*** Extracted data
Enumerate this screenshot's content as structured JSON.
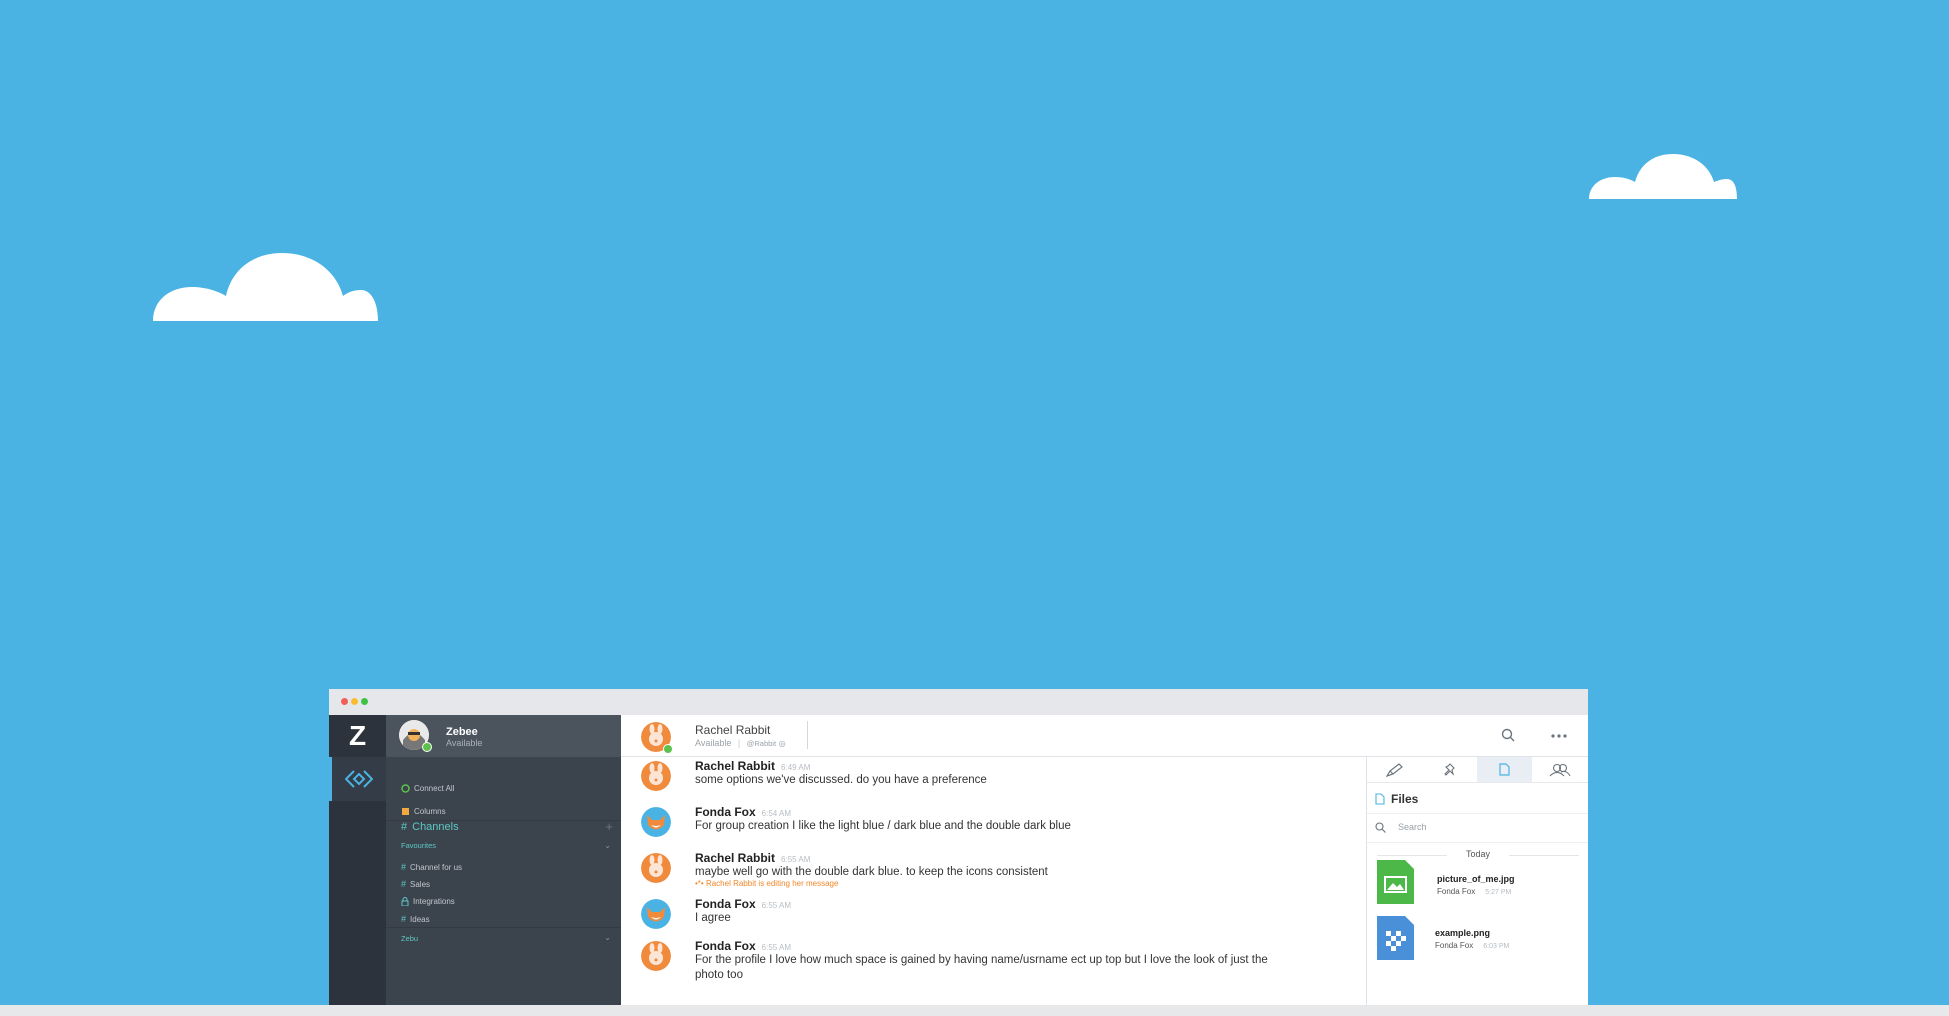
{
  "background_color": "#4ab3e4",
  "sidebar": {
    "logo": "Z",
    "user": {
      "name": "Zebee",
      "status": "Available"
    },
    "menu": [
      {
        "label": "Connect All",
        "icon": "connect-icon"
      },
      {
        "label": "Columns",
        "icon": "columns-icon"
      }
    ],
    "channels_title": "Channels",
    "favourites_label": "Favourites",
    "channels": [
      {
        "label": "Channel for us",
        "icon": "hash-icon"
      },
      {
        "label": "Sales",
        "icon": "hash-icon"
      },
      {
        "label": "Integrations",
        "icon": "lock-icon"
      },
      {
        "label": "Ideas",
        "icon": "hash-icon"
      }
    ],
    "group_label": "Zebu"
  },
  "chat": {
    "contact_name": "Rachel Rabbit",
    "contact_status": "Available",
    "contact_handle": "@Rabbit",
    "messages": [
      {
        "author": "Rachel Rabbit",
        "time": "6:49 AM",
        "text": "some options we've discussed.  do you have a preference"
      },
      {
        "author": "Fonda Fox",
        "time": "6:54 AM",
        "text": "For group creation I like the light blue / dark blue and the double dark blue"
      },
      {
        "author": "Rachel Rabbit",
        "time": "6:55 AM",
        "text": "maybe well go with the double dark blue. to keep the icons consistent",
        "note": "•*• Rachel Rabbit is editing her message"
      },
      {
        "author": "Fonda Fox",
        "time": "6:55 AM",
        "text": "I agree"
      },
      {
        "author": "Fonda Fox",
        "time": "6:55 AM",
        "text": "For the profile I love how much space is gained by having name/usrname ect up top but I love the look of just the photo too"
      }
    ]
  },
  "files_panel": {
    "title": "Files",
    "search_placeholder": "Search",
    "today_label": "Today",
    "files": [
      {
        "name": "picture_of_me.jpg",
        "owner": "Fonda Fox",
        "time": "5:27 PM",
        "color": "#4cb848"
      },
      {
        "name": "example.png",
        "owner": "Fonda Fox",
        "time": "6:03 PM",
        "color": "#4a90d9"
      }
    ]
  }
}
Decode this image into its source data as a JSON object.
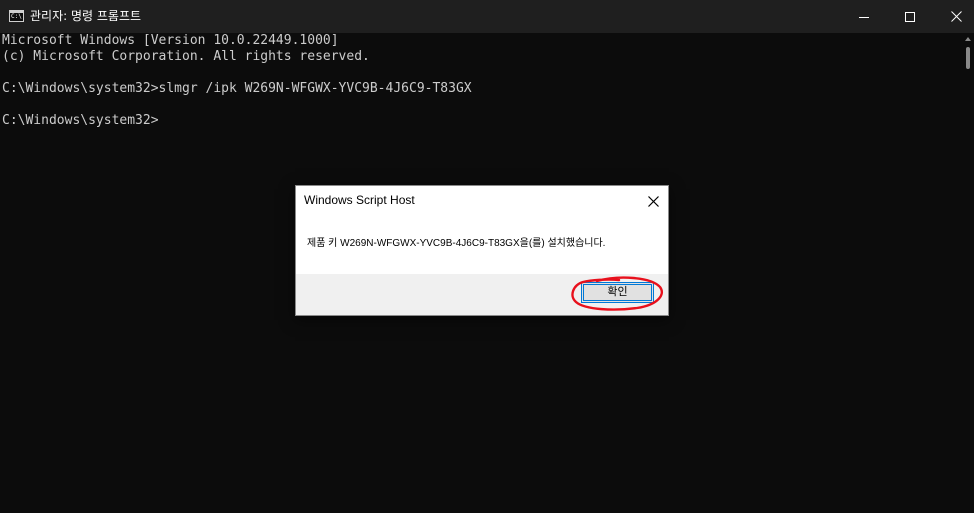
{
  "window": {
    "title": "관리자: 명령 프롬프트",
    "icon_text": "C:\\"
  },
  "icons": {
    "app": "console-app-icon",
    "minimize": "minimize-icon",
    "maximize": "maximize-icon",
    "close": "close-icon",
    "dialog_close": "close-icon",
    "scroll_up": "scroll-up-arrow-icon"
  },
  "console": {
    "lines": [
      "Microsoft Windows [Version 10.0.22449.1000]",
      "(c) Microsoft Corporation. All rights reserved.",
      "",
      "C:\\Windows\\system32>slmgr /ipk W269N-WFGWX-YVC9B-4J6C9-T83GX",
      "",
      "C:\\Windows\\system32>"
    ]
  },
  "dialog": {
    "title": "Windows Script Host",
    "message": "제품 키 W269N-WFGWX-YVC9B-4J6C9-T83GX을(를) 설치했습니다.",
    "ok_label": "확인"
  },
  "colors": {
    "console_bg": "#0c0c0c",
    "titlebar_bg": "#1f1f1f",
    "console_text": "#cccccc",
    "dialog_bg": "#ffffff",
    "dialog_footer_bg": "#f0f0f0",
    "ok_border": "#0078d7",
    "annotation": "#e8101c"
  }
}
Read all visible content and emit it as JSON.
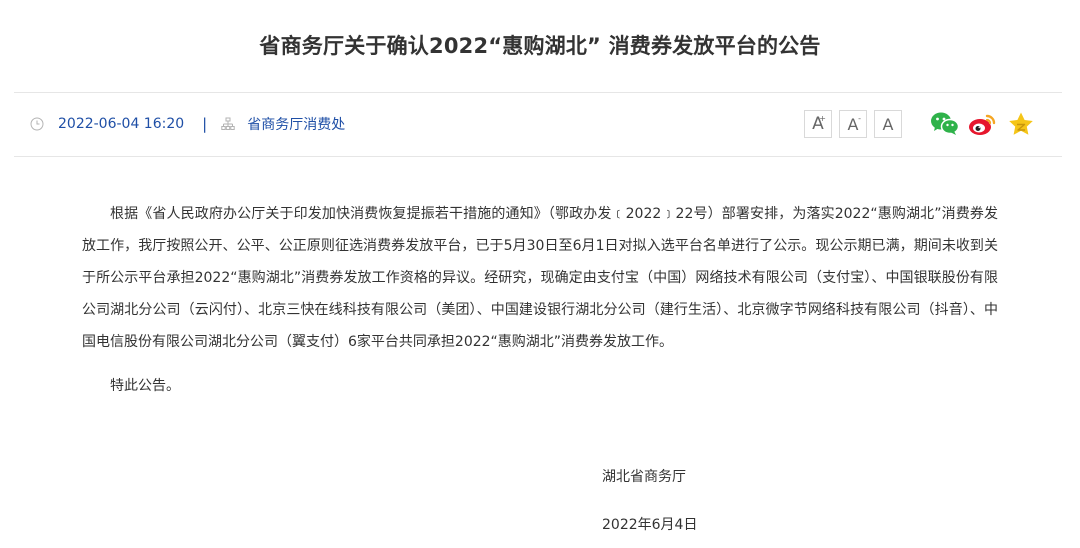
{
  "article": {
    "title": "省商务厅关于确认2022“惠购湖北” 消费券发放平台的公告",
    "meta": {
      "datetime": "2022-06-04 16:20",
      "separator": "|",
      "source": "省商务厅消费处"
    },
    "body": {
      "paragraph": "根据《省人民政府办公厅关于印发加快消费恢复提振若干措施的通知》（鄂政办发﹝2022﹞22号）部署安排，为落实2022“惠购湖北”消费券发放工作，我厅按照公开、公平、公正原则征选消费券发放平台，已于5月30日至6月1日对拟入选平台名单进行了公示。现公示期已满，期间未收到关于所公示平台承担2022“惠购湖北”消费券发放工作资格的异议。经研究，现确定由支付宝（中国）网络技术有限公司（支付宝）、中国银联股份有限公司湖北分公司（云闪付）、北京三快在线科技有限公司（美团）、中国建设银行湖北分公司（建行生活）、北京微字节网络科技有限公司（抖音）、中国电信股份有限公司湖北分公司（翼支付）6家平台共同承担2022“惠购湖北”消费券发放工作。",
      "closing": "特此公告。"
    },
    "signature": {
      "org": "湖北省商务厅",
      "date": "2022年6月4日"
    }
  },
  "toolbar": {
    "font_buttons": [
      {
        "label": "A",
        "sup": "+"
      },
      {
        "label": "A",
        "sup": "-"
      },
      {
        "label": "A",
        "sup": ""
      }
    ],
    "share_icons": [
      "wechat-icon",
      "weibo-icon",
      "favorite-star-icon"
    ]
  },
  "colors": {
    "meta_text": "#1f4fa6",
    "wechat": "#2fb24a",
    "weibo": "#e6162d",
    "weibo_accent": "#f5a623",
    "star": "#f5c518",
    "rule": "#e6e6e6"
  }
}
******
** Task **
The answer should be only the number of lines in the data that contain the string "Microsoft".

** Answer space **
2